Fill in the blanks, with Craft Beer Mad Libs, a hopped-up version of the popular party game where participants take turns filling in nouns, verbs, adjectives, and other words, for a sight-unseen story or scenario bound to create laughter brought on by the random association of words, and other non sequiturs. Wine, drinking games and marijuana editions are also available.

These Mad Libs editions ($4.99, are also ideal stocking-stuffers.

The Gorge is filled with creative people, some of whom write books you can read and then meet them at places such as farmers’ markets.

Such is the case with writer, recipe developer, and farmer Andrea Bemis of Tumbleweed Farm in Parkdale, and her 2017 book Dishing Up The Dirt: Simple Recipes for Cooking Through the Seasons, a lush compendium of recipes and insights inspired by the organic farm and kitchen Bemis founded with her husband. ($29.99, Harper Wave)

Oregon Blue Book

One you WILL need to order on-line, and do it soon, as supplies are limited: Consider it the official state almanac — a good gift for Oregonians and visitors.

2019–20 Oregon Blue Book came out earlier this year and is available online at The paperback books cost $18 each. (Hardback Blue Books are sold out.)

Since 1911, the Oregon Blue Book has been providing readers with important and fascinating facts about Oregon.

The Blue Book is Oregon’s official almanac and fact book.

Want to learn about Oregon history? See the Blue Book. You’re a government or elections nerd? See the Blue Book. Interested in Oregon tribal information? See the Blue Book. The Oregon outdoors is your thing? You must see the Blue Book! Arts and Sciences are your bag? Put the Oregon Blue Book in one and carry it home.

The 2019–2020 edition spotlights Oregon’s local festivals and community celebrations, celebrating a wide variety of uniquely Oregon themes.

This edition of the Blue Book was printed as a limited edition, with less than 1,000 still available for sale.

Recommended for you

(0) comments

Welcome to the discussion.

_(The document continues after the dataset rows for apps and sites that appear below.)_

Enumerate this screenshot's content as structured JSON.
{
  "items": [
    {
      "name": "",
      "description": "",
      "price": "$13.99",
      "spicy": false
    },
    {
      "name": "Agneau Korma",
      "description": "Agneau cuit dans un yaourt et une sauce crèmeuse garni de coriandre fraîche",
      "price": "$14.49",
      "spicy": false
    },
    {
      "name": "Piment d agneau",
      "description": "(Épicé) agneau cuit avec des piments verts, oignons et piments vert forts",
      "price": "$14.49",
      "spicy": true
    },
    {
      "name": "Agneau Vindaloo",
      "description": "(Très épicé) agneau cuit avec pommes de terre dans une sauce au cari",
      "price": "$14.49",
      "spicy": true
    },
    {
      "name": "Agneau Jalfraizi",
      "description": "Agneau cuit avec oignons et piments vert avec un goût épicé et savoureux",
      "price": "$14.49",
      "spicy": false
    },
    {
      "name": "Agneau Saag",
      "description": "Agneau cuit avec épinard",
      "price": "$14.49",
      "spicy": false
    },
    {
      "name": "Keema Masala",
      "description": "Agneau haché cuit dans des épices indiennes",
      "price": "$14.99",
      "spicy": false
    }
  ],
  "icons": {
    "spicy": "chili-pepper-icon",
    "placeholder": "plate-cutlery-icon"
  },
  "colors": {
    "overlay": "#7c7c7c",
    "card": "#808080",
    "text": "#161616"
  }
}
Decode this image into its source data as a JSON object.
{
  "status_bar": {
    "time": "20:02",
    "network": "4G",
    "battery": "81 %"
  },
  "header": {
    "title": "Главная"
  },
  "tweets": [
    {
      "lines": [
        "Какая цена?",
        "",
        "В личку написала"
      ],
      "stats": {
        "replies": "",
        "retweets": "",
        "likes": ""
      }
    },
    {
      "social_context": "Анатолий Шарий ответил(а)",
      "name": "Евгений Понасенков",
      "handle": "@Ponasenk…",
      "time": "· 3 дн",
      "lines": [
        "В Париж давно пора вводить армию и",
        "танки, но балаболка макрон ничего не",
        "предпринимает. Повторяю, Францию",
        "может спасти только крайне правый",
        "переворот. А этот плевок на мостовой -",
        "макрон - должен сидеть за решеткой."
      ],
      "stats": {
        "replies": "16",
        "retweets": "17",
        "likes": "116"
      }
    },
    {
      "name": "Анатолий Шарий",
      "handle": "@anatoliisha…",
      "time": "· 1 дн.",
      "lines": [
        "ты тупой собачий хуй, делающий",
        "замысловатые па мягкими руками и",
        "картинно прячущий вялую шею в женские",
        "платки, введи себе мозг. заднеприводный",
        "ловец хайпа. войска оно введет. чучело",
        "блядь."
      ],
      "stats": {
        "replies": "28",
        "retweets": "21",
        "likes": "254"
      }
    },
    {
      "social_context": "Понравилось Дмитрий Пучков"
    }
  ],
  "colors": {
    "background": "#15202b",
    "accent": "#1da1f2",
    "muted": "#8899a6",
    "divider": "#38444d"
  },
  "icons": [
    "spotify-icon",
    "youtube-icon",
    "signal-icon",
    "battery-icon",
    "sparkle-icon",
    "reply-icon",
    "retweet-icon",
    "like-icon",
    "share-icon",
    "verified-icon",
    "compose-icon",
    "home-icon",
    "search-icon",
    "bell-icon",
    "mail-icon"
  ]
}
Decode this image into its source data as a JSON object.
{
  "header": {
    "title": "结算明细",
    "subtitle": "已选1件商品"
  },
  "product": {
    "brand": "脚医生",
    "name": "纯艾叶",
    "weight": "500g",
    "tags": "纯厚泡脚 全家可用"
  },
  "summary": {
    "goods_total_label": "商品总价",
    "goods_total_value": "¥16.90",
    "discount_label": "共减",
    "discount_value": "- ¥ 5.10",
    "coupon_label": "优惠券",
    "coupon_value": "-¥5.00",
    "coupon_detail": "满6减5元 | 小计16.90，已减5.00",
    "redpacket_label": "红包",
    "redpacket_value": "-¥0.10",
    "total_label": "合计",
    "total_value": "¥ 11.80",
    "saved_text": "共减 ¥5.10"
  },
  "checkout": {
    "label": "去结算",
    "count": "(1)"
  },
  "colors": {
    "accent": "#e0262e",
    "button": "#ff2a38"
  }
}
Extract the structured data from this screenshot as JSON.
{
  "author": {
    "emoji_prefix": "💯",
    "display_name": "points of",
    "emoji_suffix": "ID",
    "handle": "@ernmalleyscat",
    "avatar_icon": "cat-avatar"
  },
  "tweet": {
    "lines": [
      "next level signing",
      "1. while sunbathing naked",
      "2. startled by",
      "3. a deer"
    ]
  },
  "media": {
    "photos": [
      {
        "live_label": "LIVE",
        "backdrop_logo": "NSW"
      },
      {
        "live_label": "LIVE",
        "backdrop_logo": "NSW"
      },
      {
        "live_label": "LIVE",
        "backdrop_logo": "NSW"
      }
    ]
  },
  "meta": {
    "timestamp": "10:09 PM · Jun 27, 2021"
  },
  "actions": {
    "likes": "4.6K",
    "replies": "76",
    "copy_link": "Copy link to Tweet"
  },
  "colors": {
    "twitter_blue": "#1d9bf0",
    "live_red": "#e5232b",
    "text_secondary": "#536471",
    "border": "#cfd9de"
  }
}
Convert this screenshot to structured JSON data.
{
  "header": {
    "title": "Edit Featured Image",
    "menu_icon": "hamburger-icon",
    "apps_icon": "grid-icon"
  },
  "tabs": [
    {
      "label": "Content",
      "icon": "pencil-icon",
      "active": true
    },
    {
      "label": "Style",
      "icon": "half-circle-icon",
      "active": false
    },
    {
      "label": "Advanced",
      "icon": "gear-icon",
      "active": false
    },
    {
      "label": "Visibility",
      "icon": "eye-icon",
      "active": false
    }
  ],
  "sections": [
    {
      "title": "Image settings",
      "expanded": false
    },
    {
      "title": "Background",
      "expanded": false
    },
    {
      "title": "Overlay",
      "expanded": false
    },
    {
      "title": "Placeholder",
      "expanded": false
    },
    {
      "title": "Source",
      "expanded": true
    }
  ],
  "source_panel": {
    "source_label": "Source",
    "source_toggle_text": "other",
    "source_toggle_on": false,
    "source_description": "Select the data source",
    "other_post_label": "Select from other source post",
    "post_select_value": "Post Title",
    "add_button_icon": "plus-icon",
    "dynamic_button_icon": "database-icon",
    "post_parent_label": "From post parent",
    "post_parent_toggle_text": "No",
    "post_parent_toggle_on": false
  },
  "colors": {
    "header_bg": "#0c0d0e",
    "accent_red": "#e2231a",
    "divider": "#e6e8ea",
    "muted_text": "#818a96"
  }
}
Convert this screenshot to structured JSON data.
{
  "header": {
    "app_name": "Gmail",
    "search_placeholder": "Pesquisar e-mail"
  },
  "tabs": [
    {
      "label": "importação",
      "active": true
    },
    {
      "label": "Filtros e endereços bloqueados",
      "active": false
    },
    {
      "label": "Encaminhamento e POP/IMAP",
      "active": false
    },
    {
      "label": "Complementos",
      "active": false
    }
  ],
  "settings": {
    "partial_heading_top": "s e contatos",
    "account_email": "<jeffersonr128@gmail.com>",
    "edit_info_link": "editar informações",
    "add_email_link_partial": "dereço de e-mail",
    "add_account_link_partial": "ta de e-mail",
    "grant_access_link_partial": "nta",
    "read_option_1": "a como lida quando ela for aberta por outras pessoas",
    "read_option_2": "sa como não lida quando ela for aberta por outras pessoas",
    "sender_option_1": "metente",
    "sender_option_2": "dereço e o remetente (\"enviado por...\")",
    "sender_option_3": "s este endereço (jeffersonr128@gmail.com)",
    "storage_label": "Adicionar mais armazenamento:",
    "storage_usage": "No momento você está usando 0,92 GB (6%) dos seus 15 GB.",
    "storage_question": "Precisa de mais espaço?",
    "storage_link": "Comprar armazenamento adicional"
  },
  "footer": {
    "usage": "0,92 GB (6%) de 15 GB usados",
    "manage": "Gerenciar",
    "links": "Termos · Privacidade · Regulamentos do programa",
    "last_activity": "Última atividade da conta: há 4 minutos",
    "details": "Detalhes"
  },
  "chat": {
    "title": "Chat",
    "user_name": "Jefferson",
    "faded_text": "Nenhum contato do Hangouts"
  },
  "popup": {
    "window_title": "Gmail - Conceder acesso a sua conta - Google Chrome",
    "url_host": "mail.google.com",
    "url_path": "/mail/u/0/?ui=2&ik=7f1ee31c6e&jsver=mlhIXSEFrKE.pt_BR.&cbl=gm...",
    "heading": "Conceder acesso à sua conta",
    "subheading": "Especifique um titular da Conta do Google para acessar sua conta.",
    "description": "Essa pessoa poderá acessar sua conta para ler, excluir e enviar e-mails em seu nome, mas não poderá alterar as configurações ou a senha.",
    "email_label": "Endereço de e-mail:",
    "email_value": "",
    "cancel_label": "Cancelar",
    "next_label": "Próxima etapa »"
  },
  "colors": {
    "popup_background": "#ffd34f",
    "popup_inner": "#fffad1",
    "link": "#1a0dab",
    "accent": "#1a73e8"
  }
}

Keep it Clean. Please avoid obscene, vulgar, lewd, racist or sexually-oriented language.
Don't Threaten. Threats of harming another person will not be tolerated.
Be Truthful. Don't knowingly lie about anyone or anything.
Be Nice. No racism, sexism or any sort of -ism that is degrading to another person.
Be Proactive. Use the 'Report' link on each comment to let us know of abusive posts.
Share with Us. We'd love to hear eyewitness accounts, the history behind an article.